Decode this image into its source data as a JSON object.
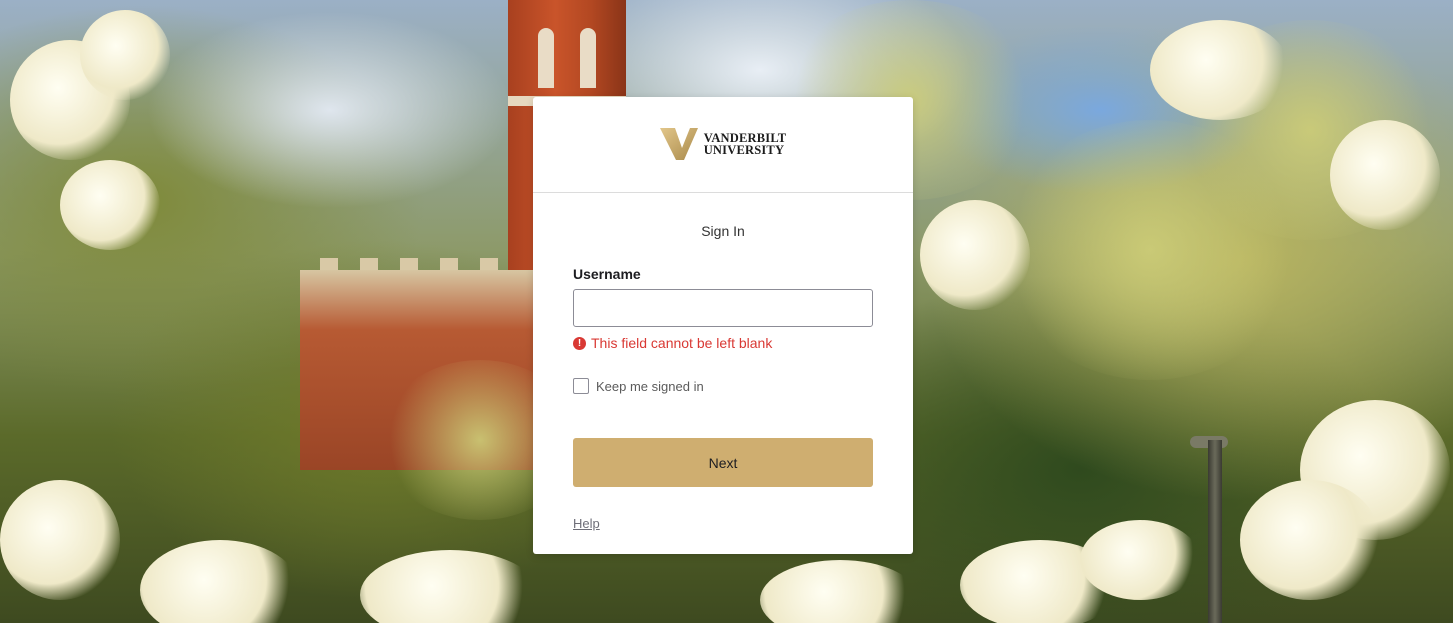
{
  "brand": {
    "line1": "VANDERBILT",
    "line2": "UNIVERSITY",
    "gold": "#cfae70"
  },
  "form": {
    "title": "Sign In",
    "username_label": "Username",
    "username_value": "",
    "error_message": "This field cannot be left blank",
    "keep_signed_in_label": "Keep me signed in",
    "keep_signed_in_checked": false,
    "next_label": "Next",
    "help_label": "Help"
  },
  "colors": {
    "error": "#d93934",
    "button": "#cfae70"
  },
  "icons": {
    "error": "exclamation-circle-icon",
    "logo": "vanderbilt-v-icon"
  }
}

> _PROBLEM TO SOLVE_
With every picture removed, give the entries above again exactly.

> _ANSWER SECTION_
Decode this image into its source data as a JSON object.
{
  "brand": {
    "line1": "VANDERBILT",
    "line2": "UNIVERSITY",
    "gold": "#cfae70"
  },
  "form": {
    "title": "Sign In",
    "username_label": "Username",
    "username_value": "",
    "error_message": "This field cannot be left blank",
    "keep_signed_in_label": "Keep me signed in",
    "keep_signed_in_checked": false,
    "next_label": "Next",
    "help_label": "Help"
  },
  "colors": {
    "error": "#d93934",
    "button": "#cfae70"
  },
  "icons": {
    "error": "exclamation-circle-icon",
    "logo": "vanderbilt-v-icon"
  }
}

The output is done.